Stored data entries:
:::
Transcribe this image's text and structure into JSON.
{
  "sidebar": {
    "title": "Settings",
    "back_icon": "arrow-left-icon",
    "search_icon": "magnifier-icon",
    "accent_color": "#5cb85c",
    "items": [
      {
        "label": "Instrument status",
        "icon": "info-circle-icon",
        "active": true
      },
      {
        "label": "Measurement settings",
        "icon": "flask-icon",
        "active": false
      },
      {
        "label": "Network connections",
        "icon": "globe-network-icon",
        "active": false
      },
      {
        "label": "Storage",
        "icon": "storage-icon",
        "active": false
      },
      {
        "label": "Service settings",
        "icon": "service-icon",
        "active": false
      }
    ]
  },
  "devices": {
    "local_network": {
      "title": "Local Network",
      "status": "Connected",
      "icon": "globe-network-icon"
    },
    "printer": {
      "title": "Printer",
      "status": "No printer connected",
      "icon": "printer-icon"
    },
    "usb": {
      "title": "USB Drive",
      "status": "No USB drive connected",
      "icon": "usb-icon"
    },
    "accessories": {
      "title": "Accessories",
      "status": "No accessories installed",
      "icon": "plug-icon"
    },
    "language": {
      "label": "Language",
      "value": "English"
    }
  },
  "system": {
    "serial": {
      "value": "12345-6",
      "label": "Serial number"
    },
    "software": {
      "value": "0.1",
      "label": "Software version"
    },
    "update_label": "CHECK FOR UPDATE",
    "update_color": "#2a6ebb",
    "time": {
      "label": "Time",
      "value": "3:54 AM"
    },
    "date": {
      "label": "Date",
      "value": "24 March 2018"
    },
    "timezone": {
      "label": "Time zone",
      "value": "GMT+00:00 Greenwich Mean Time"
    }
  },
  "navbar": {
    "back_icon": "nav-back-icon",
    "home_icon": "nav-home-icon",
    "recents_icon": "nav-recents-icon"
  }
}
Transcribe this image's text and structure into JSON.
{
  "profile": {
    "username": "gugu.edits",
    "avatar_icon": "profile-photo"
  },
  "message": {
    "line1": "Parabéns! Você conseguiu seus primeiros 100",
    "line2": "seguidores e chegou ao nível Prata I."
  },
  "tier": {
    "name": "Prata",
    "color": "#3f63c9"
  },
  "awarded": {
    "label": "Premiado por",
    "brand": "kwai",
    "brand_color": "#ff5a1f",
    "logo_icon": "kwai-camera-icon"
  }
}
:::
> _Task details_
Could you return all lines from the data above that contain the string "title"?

> _Response_
    "title": "Settings",
      "title": "Local Network",
      "title": "Printer",
      "title": "USB Drive",
      "title": "Accessories",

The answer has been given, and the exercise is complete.